Family law cases are terribly hard – both emotionally, and financially. Working with an attorney to bring your case to resolution can feel like you are hemorrhaging money, especially if the case is highly disputed and the other party is refusing to be reasonable. As a result, I am often asked if the court can order my spouse to pay my attorney’s fees. Like most family law issues, the answer to this question depends on the circumstances of your case.
Seeking Attorneys Fees in Family Law Cases
In family law cases, whether they are parenting matters or divorce matters, the expense of a prolonged legal battle frequently motivates people to settle for a deal that is not in their best interests nor is a solution to the issues they hired an attorney to address. Thankfully, the Illinois Marriage and Dissolution of Marriage Act (the “IMDMA”) has a few different ways of providing relief to parties who need financial assistance or who are entitled to having some of their fees paid by the other party.

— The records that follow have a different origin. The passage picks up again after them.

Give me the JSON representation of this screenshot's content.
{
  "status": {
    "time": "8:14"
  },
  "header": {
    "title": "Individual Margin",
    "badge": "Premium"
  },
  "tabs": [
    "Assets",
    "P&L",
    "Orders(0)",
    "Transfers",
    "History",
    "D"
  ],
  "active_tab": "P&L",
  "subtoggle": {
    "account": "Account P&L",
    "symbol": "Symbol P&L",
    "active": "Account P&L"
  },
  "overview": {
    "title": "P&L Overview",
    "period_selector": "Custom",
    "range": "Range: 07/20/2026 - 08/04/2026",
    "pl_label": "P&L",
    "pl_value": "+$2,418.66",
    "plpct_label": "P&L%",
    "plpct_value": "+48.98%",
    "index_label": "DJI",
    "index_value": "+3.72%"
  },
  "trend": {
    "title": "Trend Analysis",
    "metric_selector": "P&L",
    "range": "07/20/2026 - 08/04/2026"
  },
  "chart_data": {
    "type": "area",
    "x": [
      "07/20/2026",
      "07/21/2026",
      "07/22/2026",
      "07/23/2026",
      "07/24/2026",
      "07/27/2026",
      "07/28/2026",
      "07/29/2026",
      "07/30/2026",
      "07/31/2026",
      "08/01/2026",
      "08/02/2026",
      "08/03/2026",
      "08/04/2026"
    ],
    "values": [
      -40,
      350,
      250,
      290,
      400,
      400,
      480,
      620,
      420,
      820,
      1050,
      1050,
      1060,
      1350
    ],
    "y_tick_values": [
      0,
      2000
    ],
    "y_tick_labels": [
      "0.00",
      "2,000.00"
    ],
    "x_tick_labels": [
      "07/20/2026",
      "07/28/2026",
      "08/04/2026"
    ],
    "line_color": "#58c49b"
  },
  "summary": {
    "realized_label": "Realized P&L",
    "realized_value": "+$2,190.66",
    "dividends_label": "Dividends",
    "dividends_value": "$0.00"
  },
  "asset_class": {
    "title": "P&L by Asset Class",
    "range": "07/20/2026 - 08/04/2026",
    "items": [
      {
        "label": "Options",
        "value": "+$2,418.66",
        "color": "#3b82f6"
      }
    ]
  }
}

The first section that deals with attorneys’ fees is Section 508(a) of the IMDMA. Section 508(a) provides relief to a party with uneven litigation power, where one party has significantly more financial resources than the other party (the party seeking the fees). The Court is required to consider a number of factors in this section before making a determination on the appropriateness of an award, including the income and property of each party, the needs of each party, the parties’ earning capacities, any impairment to their earning capacities, the degree of complexity of the issues in the case, and other relevant factors. A hearing on a fee petition citing 508(a) will be a summary hearing – meaning neither party will give testimony – unless the party wishing for testimony has good cause for such testimony to be given. Usually, an award of attorneys’ fees under this section is appropriate to achieve what’s called “substantial parity” between the parties – or to put them on a level playing field in the litigation, so one party cannot wear the other party down due to their lack of financial resources.

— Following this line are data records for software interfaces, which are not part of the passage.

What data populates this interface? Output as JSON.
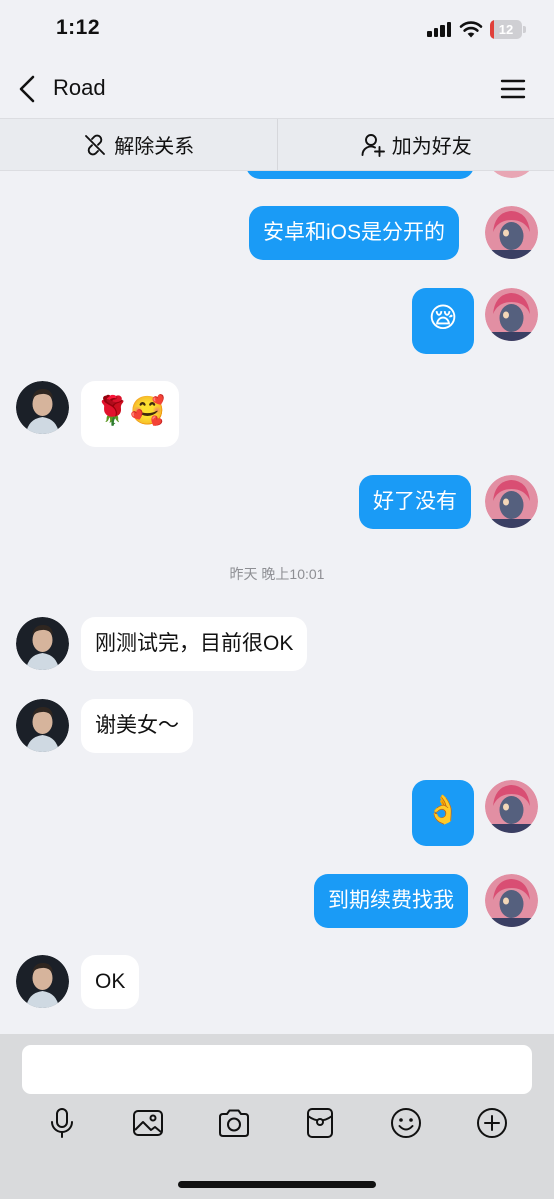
{
  "status_bar": {
    "time": "1:12",
    "battery": "12",
    "battery_level": 0.12
  },
  "nav": {
    "title": "Road"
  },
  "actions": {
    "remove_label": "解除关系",
    "add_label": "加为好友"
  },
  "messages": [
    {
      "side": "out",
      "text": "安卓和iOS是分开的"
    },
    {
      "side": "out",
      "emoji": "😪"
    },
    {
      "side": "in",
      "emoji": "🌹🥰"
    },
    {
      "side": "out",
      "text": "好了没有"
    },
    {
      "side": "in",
      "text": "刚测试完，目前很OK"
    },
    {
      "side": "in",
      "text": "谢美女～"
    },
    {
      "side": "out",
      "emoji": "👌"
    },
    {
      "side": "out",
      "text": "到期续费找我"
    },
    {
      "side": "in",
      "text": "OK"
    }
  ],
  "timestamp": "昨天 晚上10:01",
  "input": {
    "placeholder": ""
  },
  "toolbar_icons": [
    "microphone-icon",
    "image-icon",
    "camera-icon",
    "red-packet-icon",
    "emoji-icon",
    "plus-icon"
  ],
  "colors": {
    "outgoing_bubble": "#1a9bf6",
    "incoming_bubble": "#ffffff",
    "background": "#f0f1f5"
  }
}
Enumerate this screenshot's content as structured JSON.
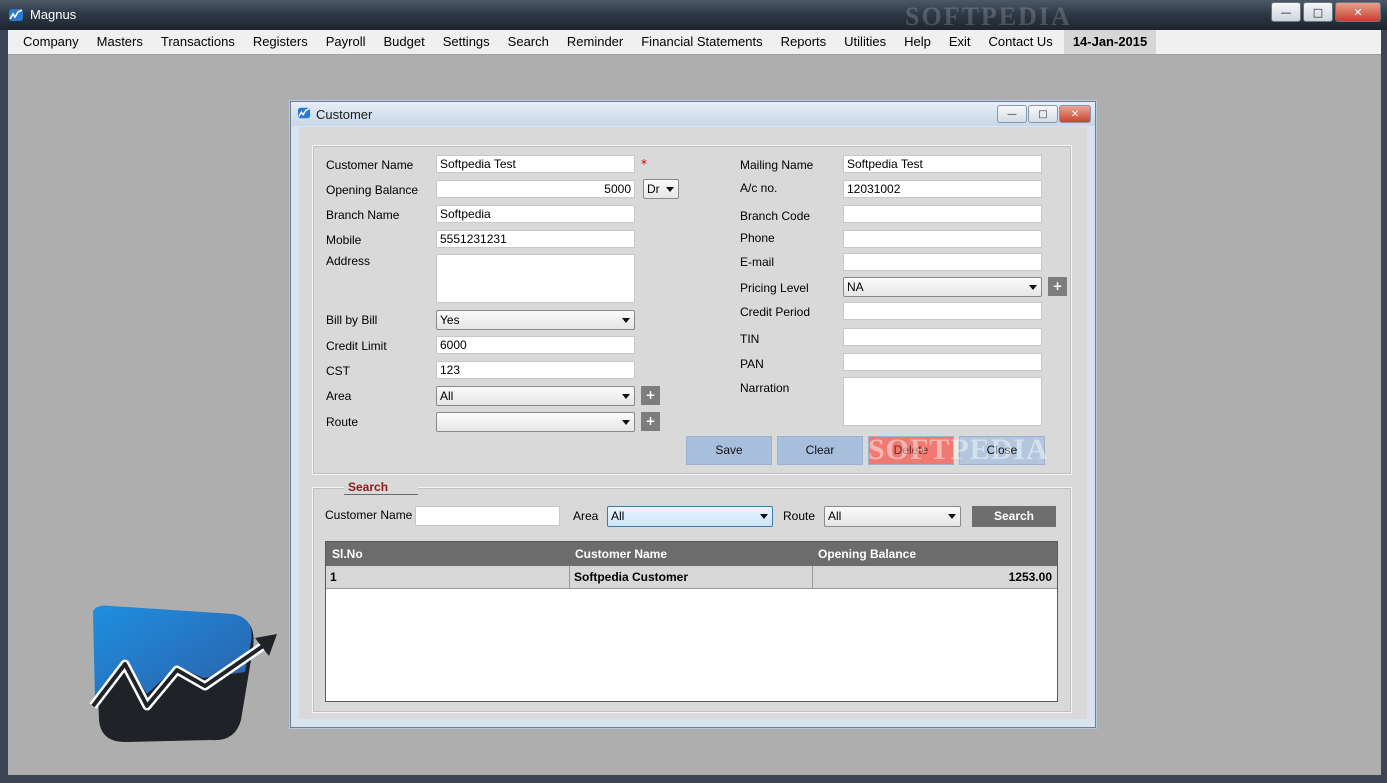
{
  "app": {
    "title": "Magnus",
    "watermark": "SOFTPEDIA"
  },
  "menu": {
    "items": [
      "Company",
      "Masters",
      "Transactions",
      "Registers",
      "Payroll",
      "Budget",
      "Settings",
      "Search",
      "Reminder",
      "Financial Statements",
      "Reports",
      "Utilities",
      "Help",
      "Exit",
      "Contact Us"
    ],
    "date": "14-Jan-2015"
  },
  "dialog": {
    "title": "Customer",
    "left": {
      "customer_name_label": "Customer Name",
      "customer_name_value": "Softpedia Test",
      "required_mark": "*",
      "opening_balance_label": "Opening Balance",
      "opening_balance_value": "5000",
      "dr_cr_value": "Dr",
      "branch_name_label": "Branch Name",
      "branch_name_value": "Softpedia",
      "mobile_label": "Mobile",
      "mobile_value": "5551231231",
      "address_label": "Address",
      "address_value": "",
      "bill_by_bill_label": "Bill by Bill",
      "bill_by_bill_value": "Yes",
      "credit_limit_label": "Credit Limit",
      "credit_limit_value": "6000",
      "cst_label": "CST",
      "cst_value": "123",
      "area_label": "Area",
      "area_value": "All",
      "route_label": "Route",
      "route_value": ""
    },
    "right": {
      "mailing_name_label": "Mailing Name",
      "mailing_name_value": "Softpedia Test",
      "ac_no_label": "A/c no.",
      "ac_no_value": "12031002",
      "branch_code_label": "Branch Code",
      "branch_code_value": "",
      "phone_label": "Phone",
      "phone_value": "",
      "email_label": "E-mail",
      "email_value": "",
      "pricing_level_label": "Pricing Level",
      "pricing_level_value": "NA",
      "credit_period_label": "Credit Period",
      "credit_period_value": "",
      "tin_label": "TIN",
      "tin_value": "",
      "pan_label": "PAN",
      "pan_value": "",
      "narration_label": "Narration",
      "narration_value": ""
    },
    "buttons": {
      "save": "Save",
      "clear": "Clear",
      "delete": "Delete",
      "close": "Close",
      "plus": "+"
    },
    "watermark": "SOFTPEDIA",
    "search": {
      "legend": "Search",
      "customer_name_label": "Customer Name",
      "customer_name_value": "",
      "area_label": "Area",
      "area_value": "All",
      "route_label": "Route",
      "route_value": "All",
      "search_button": "Search"
    },
    "grid": {
      "columns": [
        "Sl.No",
        "Customer Name",
        "Opening Balance"
      ],
      "rows": [
        {
          "sl_no": "1",
          "customer_name": "Softpedia Customer",
          "opening_balance": "1253.00"
        }
      ]
    }
  }
}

The second section that deals with attorneys’ fees is Section 508(b) of the IMDMA. This is the section that punishes bad behavior with money, specifically, bad behavior against a court order:

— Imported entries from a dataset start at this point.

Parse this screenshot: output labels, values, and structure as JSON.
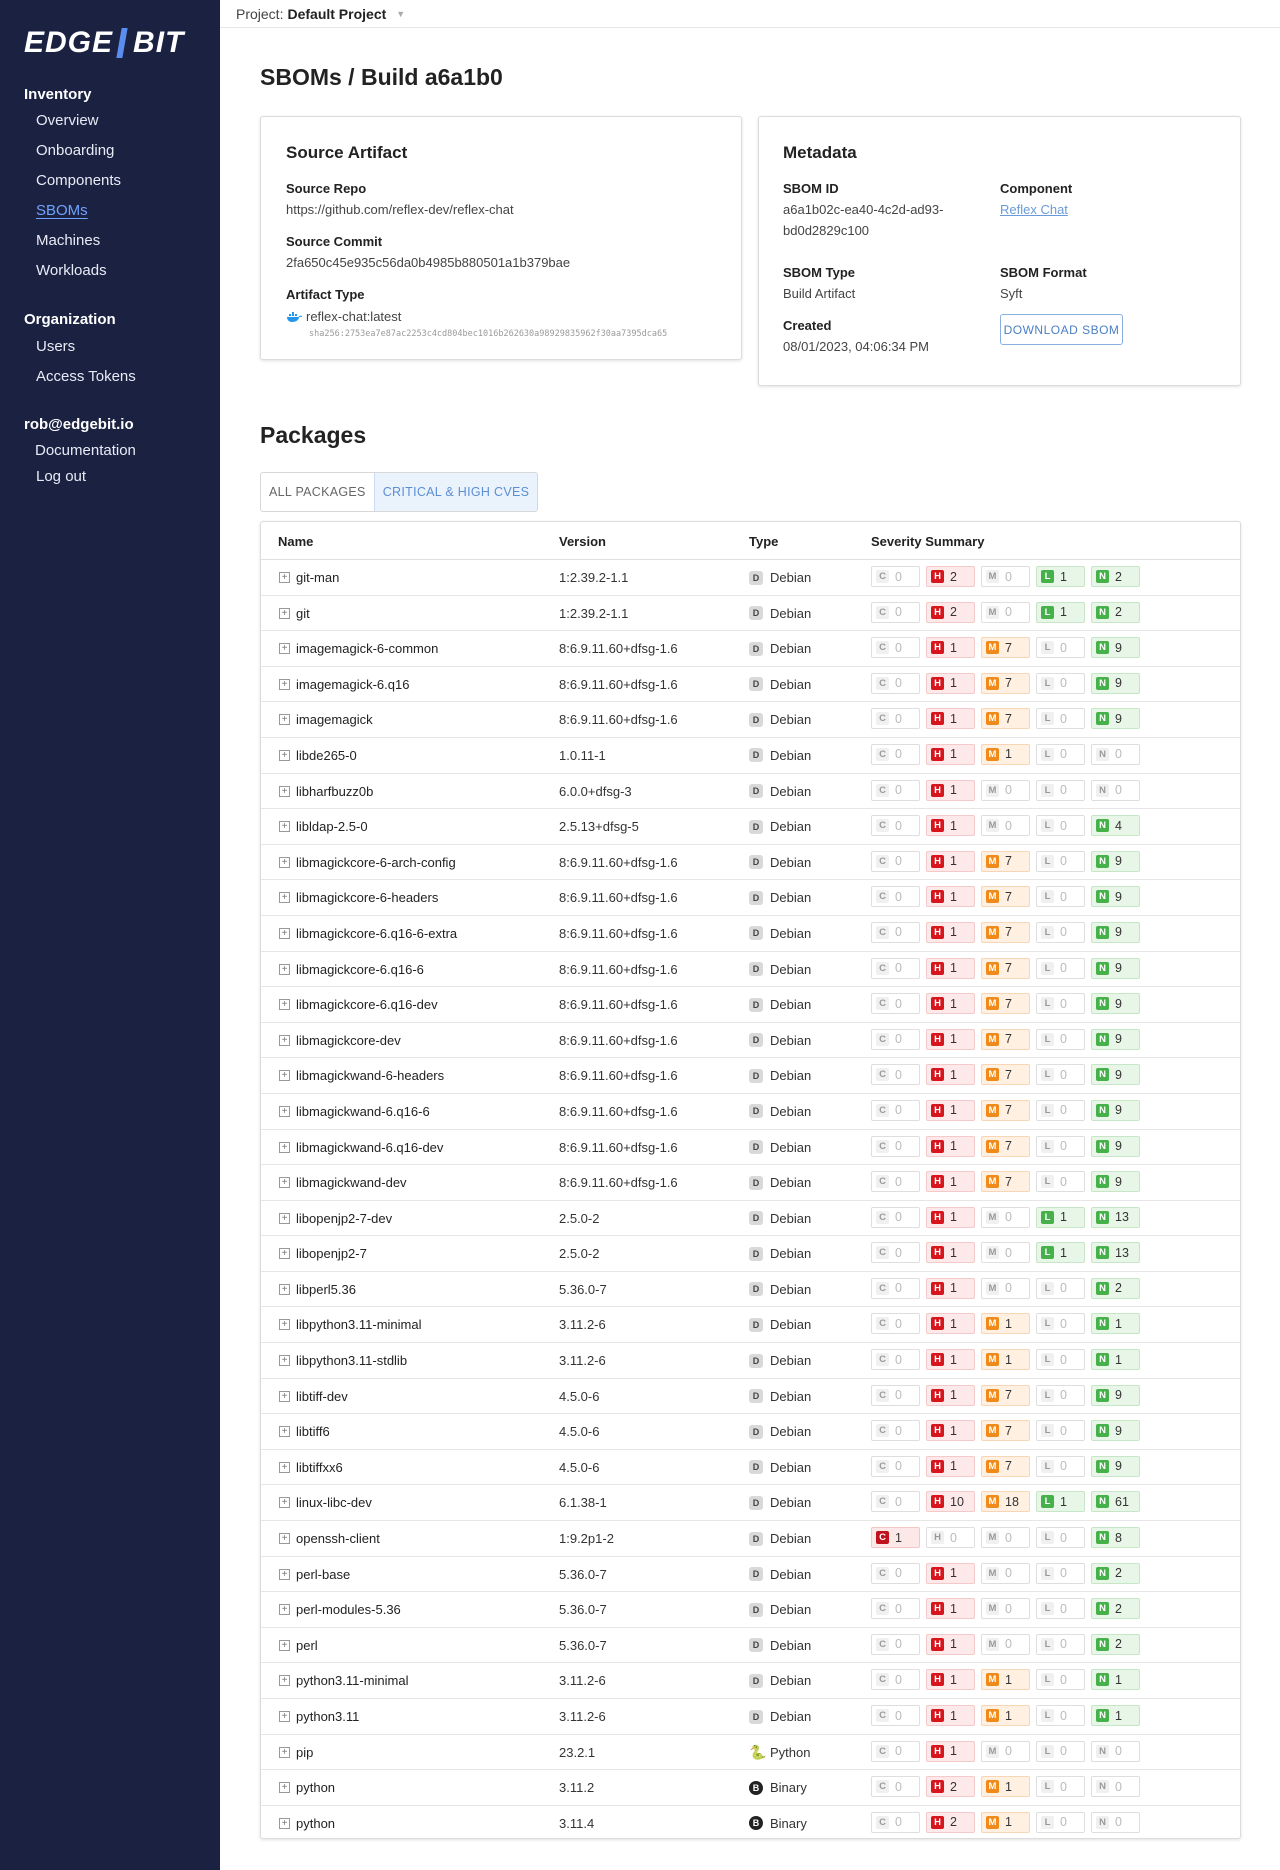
{
  "sidebar": {
    "logo_left": "EDGE",
    "logo_right": "BIT",
    "inventory_heading": "Inventory",
    "inventory_items": [
      "Overview",
      "Onboarding",
      "Components",
      "SBOMs",
      "Machines",
      "Workloads"
    ],
    "active_item": "SBOMs",
    "organization_heading": "Organization",
    "organization_items": [
      "Users",
      "Access Tokens"
    ],
    "user_email": "rob@edgebit.io",
    "user_items": [
      "Documentation",
      "Log out"
    ]
  },
  "topbar": {
    "project_label": "Project:",
    "project_value": "Default Project"
  },
  "page_title": "SBOMs / Build a6a1b0",
  "source_artifact": {
    "title": "Source Artifact",
    "repo_label": "Source Repo",
    "repo_value": "https://github.com/reflex-dev/reflex-chat",
    "commit_label": "Source Commit",
    "commit_value": "2fa650c45e935c56da0b4985b880501a1b379bae",
    "artifact_type_label": "Artifact Type",
    "artifact_image": "reflex-chat:latest",
    "artifact_digest": "sha256:2753ea7e87ac2253c4cd804bec1016b262630a98929835962f30aa7395dca65"
  },
  "metadata": {
    "title": "Metadata",
    "sbom_id_label": "SBOM ID",
    "sbom_id_line1": "a6a1b02c-ea40-4c2d-ad93-",
    "sbom_id_line2": "bd0d2829c100",
    "component_label": "Component",
    "component_value": "Reflex Chat",
    "sbom_type_label": "SBOM Type",
    "sbom_type_value": "Build Artifact",
    "sbom_format_label": "SBOM Format",
    "sbom_format_value": "Syft",
    "created_label": "Created",
    "created_value": "08/01/2023, 04:06:34 PM",
    "download_button": "DOWNLOAD SBOM"
  },
  "packages": {
    "title": "Packages",
    "tabs": [
      "ALL PACKAGES",
      "CRITICAL & HIGH CVES"
    ],
    "active_tab": "CRITICAL & HIGH CVES",
    "columns": [
      "Name",
      "Version",
      "Type",
      "Severity Summary"
    ],
    "severity_letters": [
      "C",
      "H",
      "M",
      "L",
      "N"
    ],
    "rows": [
      {
        "name": "git-man",
        "version": "1:2.39.2-1.1",
        "type": "Debian",
        "sev": [
          0,
          2,
          0,
          1,
          2
        ]
      },
      {
        "name": "git",
        "version": "1:2.39.2-1.1",
        "type": "Debian",
        "sev": [
          0,
          2,
          0,
          1,
          2
        ]
      },
      {
        "name": "imagemagick-6-common",
        "version": "8:6.9.11.60+dfsg-1.6",
        "type": "Debian",
        "sev": [
          0,
          1,
          7,
          0,
          9
        ]
      },
      {
        "name": "imagemagick-6.q16",
        "version": "8:6.9.11.60+dfsg-1.6",
        "type": "Debian",
        "sev": [
          0,
          1,
          7,
          0,
          9
        ]
      },
      {
        "name": "imagemagick",
        "version": "8:6.9.11.60+dfsg-1.6",
        "type": "Debian",
        "sev": [
          0,
          1,
          7,
          0,
          9
        ]
      },
      {
        "name": "libde265-0",
        "version": "1.0.11-1",
        "type": "Debian",
        "sev": [
          0,
          1,
          1,
          0,
          0
        ]
      },
      {
        "name": "libharfbuzz0b",
        "version": "6.0.0+dfsg-3",
        "type": "Debian",
        "sev": [
          0,
          1,
          0,
          0,
          0
        ]
      },
      {
        "name": "libldap-2.5-0",
        "version": "2.5.13+dfsg-5",
        "type": "Debian",
        "sev": [
          0,
          1,
          0,
          0,
          4
        ]
      },
      {
        "name": "libmagickcore-6-arch-config",
        "version": "8:6.9.11.60+dfsg-1.6",
        "type": "Debian",
        "sev": [
          0,
          1,
          7,
          0,
          9
        ]
      },
      {
        "name": "libmagickcore-6-headers",
        "version": "8:6.9.11.60+dfsg-1.6",
        "type": "Debian",
        "sev": [
          0,
          1,
          7,
          0,
          9
        ]
      },
      {
        "name": "libmagickcore-6.q16-6-extra",
        "version": "8:6.9.11.60+dfsg-1.6",
        "type": "Debian",
        "sev": [
          0,
          1,
          7,
          0,
          9
        ]
      },
      {
        "name": "libmagickcore-6.q16-6",
        "version": "8:6.9.11.60+dfsg-1.6",
        "type": "Debian",
        "sev": [
          0,
          1,
          7,
          0,
          9
        ]
      },
      {
        "name": "libmagickcore-6.q16-dev",
        "version": "8:6.9.11.60+dfsg-1.6",
        "type": "Debian",
        "sev": [
          0,
          1,
          7,
          0,
          9
        ]
      },
      {
        "name": "libmagickcore-dev",
        "version": "8:6.9.11.60+dfsg-1.6",
        "type": "Debian",
        "sev": [
          0,
          1,
          7,
          0,
          9
        ]
      },
      {
        "name": "libmagickwand-6-headers",
        "version": "8:6.9.11.60+dfsg-1.6",
        "type": "Debian",
        "sev": [
          0,
          1,
          7,
          0,
          9
        ]
      },
      {
        "name": "libmagickwand-6.q16-6",
        "version": "8:6.9.11.60+dfsg-1.6",
        "type": "Debian",
        "sev": [
          0,
          1,
          7,
          0,
          9
        ]
      },
      {
        "name": "libmagickwand-6.q16-dev",
        "version": "8:6.9.11.60+dfsg-1.6",
        "type": "Debian",
        "sev": [
          0,
          1,
          7,
          0,
          9
        ]
      },
      {
        "name": "libmagickwand-dev",
        "version": "8:6.9.11.60+dfsg-1.6",
        "type": "Debian",
        "sev": [
          0,
          1,
          7,
          0,
          9
        ]
      },
      {
        "name": "libopenjp2-7-dev",
        "version": "2.5.0-2",
        "type": "Debian",
        "sev": [
          0,
          1,
          0,
          1,
          13
        ]
      },
      {
        "name": "libopenjp2-7",
        "version": "2.5.0-2",
        "type": "Debian",
        "sev": [
          0,
          1,
          0,
          1,
          13
        ]
      },
      {
        "name": "libperl5.36",
        "version": "5.36.0-7",
        "type": "Debian",
        "sev": [
          0,
          1,
          0,
          0,
          2
        ]
      },
      {
        "name": "libpython3.11-minimal",
        "version": "3.11.2-6",
        "type": "Debian",
        "sev": [
          0,
          1,
          1,
          0,
          1
        ]
      },
      {
        "name": "libpython3.11-stdlib",
        "version": "3.11.2-6",
        "type": "Debian",
        "sev": [
          0,
          1,
          1,
          0,
          1
        ]
      },
      {
        "name": "libtiff-dev",
        "version": "4.5.0-6",
        "type": "Debian",
        "sev": [
          0,
          1,
          7,
          0,
          9
        ]
      },
      {
        "name": "libtiff6",
        "version": "4.5.0-6",
        "type": "Debian",
        "sev": [
          0,
          1,
          7,
          0,
          9
        ]
      },
      {
        "name": "libtiffxx6",
        "version": "4.5.0-6",
        "type": "Debian",
        "sev": [
          0,
          1,
          7,
          0,
          9
        ]
      },
      {
        "name": "linux-libc-dev",
        "version": "6.1.38-1",
        "type": "Debian",
        "sev": [
          0,
          10,
          18,
          1,
          61
        ]
      },
      {
        "name": "openssh-client",
        "version": "1:9.2p1-2",
        "type": "Debian",
        "sev": [
          1,
          0,
          0,
          0,
          8
        ]
      },
      {
        "name": "perl-base",
        "version": "5.36.0-7",
        "type": "Debian",
        "sev": [
          0,
          1,
          0,
          0,
          2
        ]
      },
      {
        "name": "perl-modules-5.36",
        "version": "5.36.0-7",
        "type": "Debian",
        "sev": [
          0,
          1,
          0,
          0,
          2
        ]
      },
      {
        "name": "perl",
        "version": "5.36.0-7",
        "type": "Debian",
        "sev": [
          0,
          1,
          0,
          0,
          2
        ]
      },
      {
        "name": "python3.11-minimal",
        "version": "3.11.2-6",
        "type": "Debian",
        "sev": [
          0,
          1,
          1,
          0,
          1
        ]
      },
      {
        "name": "python3.11",
        "version": "3.11.2-6",
        "type": "Debian",
        "sev": [
          0,
          1,
          1,
          0,
          1
        ]
      },
      {
        "name": "pip",
        "version": "23.2.1",
        "type": "Python",
        "sev": [
          0,
          1,
          0,
          0,
          0
        ]
      },
      {
        "name": "python",
        "version": "3.11.2",
        "type": "Binary",
        "sev": [
          0,
          2,
          1,
          0,
          0
        ]
      },
      {
        "name": "python",
        "version": "3.11.4",
        "type": "Binary",
        "sev": [
          0,
          2,
          1,
          0,
          0
        ]
      }
    ]
  },
  "icons": {
    "expand": "plus-box-icon",
    "debian": "debian-badge-icon",
    "python": "python-logo-icon",
    "binary": "binary-badge-icon",
    "docker": "docker-whale-icon",
    "caret": "chevron-down-icon"
  },
  "colors": {
    "sidebar_bg": "#1a2141",
    "accent": "#6fa3ff",
    "critical": "#c0121e",
    "high": "#d6151c",
    "medium": "#f08a1a",
    "low": "#46b04a",
    "negligible": "#46b04a"
  }
}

(b) In every proceeding for the enforcement of an order or judgment when the court finds that the failure to comply with the order or judgment was without compelling cause or justification, the court shall order the party against whom the proceeding is brought to pay promptly the costs and reasonable attorney’s fees of the prevailing party. If non-compliance is with respect to a discovery order, the non-compliance is presumptively without compelling cause or justification, and the presumption may only be rebutted by clear and convincing evidence. If at any time a court finds that a hearing under this Act was precipitated or conducted for any improper purpose, the court shall allocate fees and costs of all parties for the hearing to the party or counsel found to have acted improperly. Improper purposes include, but are not limited to, harassment, unnecessary delay, or other acts needlessly increasing the cost of litigation. 750 ILCS 5/508(b)
For example, if the opposing party refuses to let you have Father’s Day with your child despite an order granting you the day, and you incur legal expenses bringing an action in Court requiring them to give you the time on Father’s Day, you may be successful to ask the Court to enter an Order requiring the other party to pay your legal expenses. That would be an act that needlessly increases the costs of litigation – and the need for litigation at all. This section works as an incentive to follow the Court’s orders (the carrot) or else face an award of attorneys’ fees against you for the fees you required the other side to incur (the stick).
Attorneys’ Fees for Not Responding to Discovery Requests
There are other ways of seeking attorneys’ fees within family law cases. If the other party is disrespecting the rules of discovery by not responding to reasonable discovery requests, you can bring a Petition for Fees under Supreme Court Rule 219(a), as follows:
(a) Refusal to Answer or Comply with Request for Production. If a party or other deponent refuses to answer any question propounded upon oral examination, the examination shall be completed on other matters or adjourned, as the proponent of the question may prefer. Thereafter, on notice to all persons affected thereby, the proponent of the question may move the court for an order compelling an answer. If a party or other deponent refuses to answer any written question upon the taking of his or her deposition or if a party fails to answer any interrogatory served upon him or her, or to comply with a request for the production of documents or tangible things or inspection of real property, the proponent of the question or interrogatory or the party serving the request may on like notice move for an order compelling an answer or compliance with the request. If the court finds that the refusal or failure was without substantial justification, the court shall require the offending party or deponent, or the party whose attorney advised the conduct complained of, or either of them, to pay to the aggrieved party the amount of the reasonable expenses incurred in obtaining the order, including reasonable attorney’s fees. Ill. S. Ct. R. 219(a).
The rules of discovery are paramount in our court system – each party needs to comply with the rules of discovery and provide written answers to discovery so that the parties can adequately prepare for any hearings/trials on the matter.
The Right Chicago Family Law Attorney Can Make a Difference In Your Case
A skilled Chicago family law attorney can draft, present, and argue a fee petition on your behalf, as well as the underlying issue causing the dispute for you, which is why it’s always a good idea to avoid representing yourself. Hire an experienced divorce attorney in Chicago to represent your interests in these cases and ask them to discuss the possibility that the other party will have to contribute to your legal fees and costs.